Backatown opens with “Hurricane Season,” the first of many scorching instrumental tracks, with all of the horn-driven excitement of a brass band shout chorus over a thunderous bass line and swanky NOLA-phonic backbeat that would light up Frenchman street any night of the week. Next, Allen Toussaint knuckles some piano on a tune he wrote, “On Your Way Down” – a sweet, laconic, bubbly groove with some simple, tasty harmonic movement and the amusing refrain: “well, it’s high time that you found, the same people you walk on, on the way up, you might meet on your way down.” For the most part, the cd alternates dutifully between instrumental and vocal tracks. Shorty is joined on vocals by guests Lenny Kravitz on “Something Beautiful” and Marc Broussard on “Right To Complain”. All of the tunes are powered by a supafunky, in-ya-face rhythm section dripping with in-the-pocket, ballsy, contrapuntal horn lines – this is not your daddy’s Verve Records release, but the confidence, craftsmanship and relentless badassness on display throughout stands with the best of that historic catalog.

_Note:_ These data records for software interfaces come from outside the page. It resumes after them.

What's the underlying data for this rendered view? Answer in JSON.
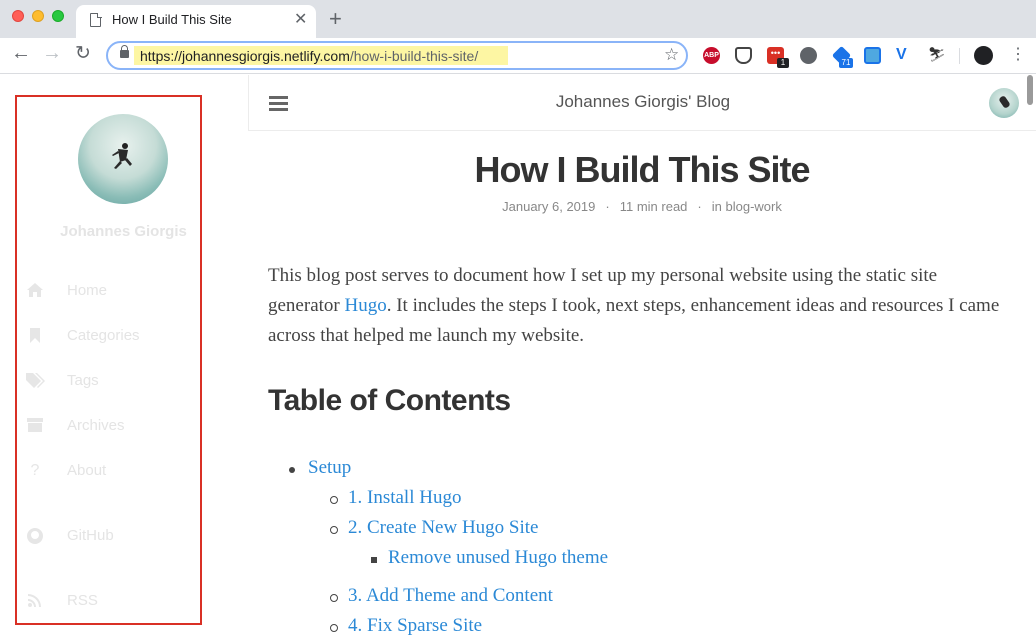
{
  "browser": {
    "tab_title": "How I Build This Site",
    "tab_close": "✕",
    "new_tab": "+",
    "url_host": "https://johannesgiorgis.netlify.com",
    "url_path": "/how-i-build-this-site/",
    "extensions": [
      "abp-icon",
      "pocket-icon",
      "todo-icon",
      "power-icon",
      "tag-icon",
      "grid-icon",
      "v-icon",
      "hat-icon",
      "avatar-icon"
    ],
    "ext_abp_label": "ABP",
    "ext_todo_label": "•••",
    "ext_badge_1": "1",
    "ext_badge_71": "71"
  },
  "sidebar": {
    "author_name": "Johannes Giorgis",
    "items": [
      {
        "label": "Home",
        "icon": "home-icon"
      },
      {
        "label": "Categories",
        "icon": "bookmark-icon"
      },
      {
        "label": "Tags",
        "icon": "tags-icon"
      },
      {
        "label": "Archives",
        "icon": "archive-icon"
      },
      {
        "label": "About",
        "icon": "question-icon"
      },
      {
        "label": "GitHub",
        "icon": "github-icon"
      },
      {
        "label": "RSS",
        "icon": "rss-icon"
      }
    ]
  },
  "header": {
    "blog_title": "Johannes Giorgis' Blog"
  },
  "post": {
    "title": "How I Build This Site",
    "date": "January 6, 2019",
    "read_time": "11 min read",
    "category_prefix": "in",
    "category": "blog-work",
    "intro_before_link": "This blog post serves to document how I set up my personal website using the static site generator ",
    "intro_link": "Hugo",
    "intro_after_link": ". It includes the steps I took, next steps, enhancement ideas and resources I came across that helped me launch my website.",
    "toc_heading": "Table of Contents",
    "toc": {
      "setup": "Setup",
      "install_hugo": "1. Install Hugo",
      "create_site": "2. Create New Hugo Site",
      "remove_theme": "Remove unused Hugo theme",
      "add_theme": "3. Add Theme and Content",
      "fix_sparse": "4. Fix Sparse Site"
    }
  },
  "colors": {
    "link": "#2b89d6",
    "highlight_box": "#d93025",
    "url_highlight": "#fdf6a3"
  }
}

Sonically, Backatown is as radio-friendly a rock album as anything you’ll hear with your FM dial tuned between 101 and 107. This is no 2:1 affair; the drums, bass and guitars are compressed and mixed with the intention of putting the listener back on his/her heals. Despite the heavy production, the groove never loses it’s live feel even when the drums are gated and processed to sound like a drum machine. The horn production is bombastic and fantastic. Forget blending in – they leave me wondering how it is possible that the power of a horn section has not been on the forefront of the hard rock sound for the last 20 years. Finally, the vocal production does not suffer from being an after thought on a great instrumental record. Many of the standard rock/pop vocal production techniques are here, with the thankful exception of the pandemic “really? I mean really!?!” Melodyne effect. Some soulful phrasing and well-mixed doubling sell me on Shorty as a vocalist. Everything to do with production on this cd seems intent on kicking ass – and does it with conviction. Once again, Ben Ellman shows himself as uniquely able to produce contemporary New Orleans funk within the mainstream rock aesthetic without coming up short on either end.
In today’s homoginized, temporal culture, a generation of musicians in New Orleans including Trombone Shorty, Galactic, Dumpstaphunk, and the Rebirth Brass Band are branching off a deep-rooted tradition, with the hard-earned respect of those that came before them, and reasserting the city’s important influence on the American musical landscape. No one represents the depth of that tradition or the urgency of that cultural promise more than Trombone Shorty. On his debut solo cd, we are introduced to an artist who’s vision is fueled by a youthful, vibrant exuberance and tempered by tremendous maturity, clarity and confidence. This recording succeeds in bringing Trombone Shorty to a mainstream audience without alienating or disappointing his existing fanbase who for years have been eagerly following his performances during jazzfest and packing Orleans Avenue shows around the country. Deep funk astronomers will herald this disk as the birth of new a rock star. And without a doubt it will be part of the constellation that guides my bbq this summer! Buy it on Amazon